WW here, I hope its okay to chime in. My BH told me "I don't care if you have friends, but I need to know about them. They aren't friends if you have to hide them. They aren't friends if you talk about things with them that you hide from me or don't talk about with me." When he put it that way, that was so clear and logical, I agreed fully. So to answer your question, it is completely appropriate to insist that your WH has no contact with female co-workers/friends. His sociability at work seems like he has boundary issues and doesn't understand what is or isn't acceptable behavior for a married person. Lay down the law, set some boundaries, and stick to it. If he was truly trying his best, he would have recognized his work behavior and relationships as being harmful to you in the first place.

totallyconfused1 posted 2/24/2014 20:30 PM

Definitely reasonable to tell him to lay off the alcohol, and discontinue the friendships with females. As someone else suggested, I wouldn't write a NC letter, just let the friendship wither away.

In regards to his work, I can totally relate. My ws works in a female dominated field (nursing) and there are about 10 men where he works compared to about 80 women. One of the women texted stuff to him last year saying he was hot. I absolutely despised his work place. Thought of him getting a job somewhere else, but figured I'd rather he stick with the devil I know, than the devil I don't. Kwim? Unless your ws is going to get a job where its only males, you may cause yourself more anxiety worrying about the new women there.

Morhurt posted 2/25/2014 03:44 AM

Your DDay is so recent and this is a long process. My H had chronic boundary issues (I had no clue) and though he was positive he would never have another A after DDay, the boundary issues took longer to sort out. Each "incident" was a learning experience for us. But it happened. At 8 months out I feel pretty goid about the boundaries and I see him taking on the heavy lifting of R. It can change but don't be afraid to push it along.
Is he in IC? Are you?

stronger08 posted 2/25/2014 03:57 AM

IMHO anything that you feel you need in order to heal from this mess is appropriate. There is nothing set in stone that viable for all people. You need what you need, but don't just make demands lightly because chances are he will balk at your requests.
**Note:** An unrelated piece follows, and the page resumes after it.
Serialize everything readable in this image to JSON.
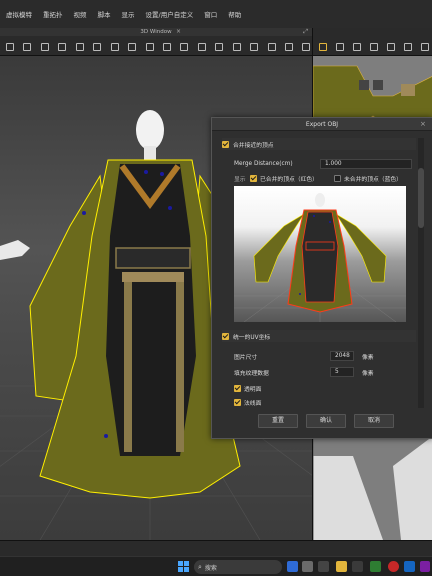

And if he does you must be prepared to take action yourself. And the only available action is to seek a D. R is a gift from you to your WH. If that gift comes with strings attached they must be respected by your WH. Otherwise he should not accept it in the first place. This is one of those times where you have to put your money where your mouth is. Any sign of weakness or hesitation will simply result in another D-day. A truly remorseful WS will accept your terms willingly. If he does not, well you have another decision to make. And keep in mind that you never should negotiate in regard to your demands of R. If you back down he will just walk all over you once again. A WS is nothing more than an emotional terrorist. And we all know you don't negotiate with terrorists. Good luck with your decision.

annb posted 2/25/2014 07:02 AM

My H is to have NO single female friends. None. If fact, no married female friends, unless they are friends of mine, or his friends' wives

^^^Exactly what Steadfast said! Why would you want to limit his interaction with single women only? The OW in many cases here were married, a married co-worker.

I am almost nine years out. Since D-Day my WH has cut all ties with any female friends he had. He trained in karate, and had many female friends, they were never an issue UNTIL the A. Nor does he socialize on the job when women are involved. Never any personal conversations with female co-workers, whether married or single. WH has had absolutely no issue with my requests, and he "gets it." Both of us have seen too many co-workers slide down that slippery slope. If your WH projects himself as purely professional, that's how people will respond to him.

Your husband has to learn what clear boundaries are, and certainly to keep his job as professional as possible.

Return to Forum List

© 2002-2018 ®. All Rights Reserved.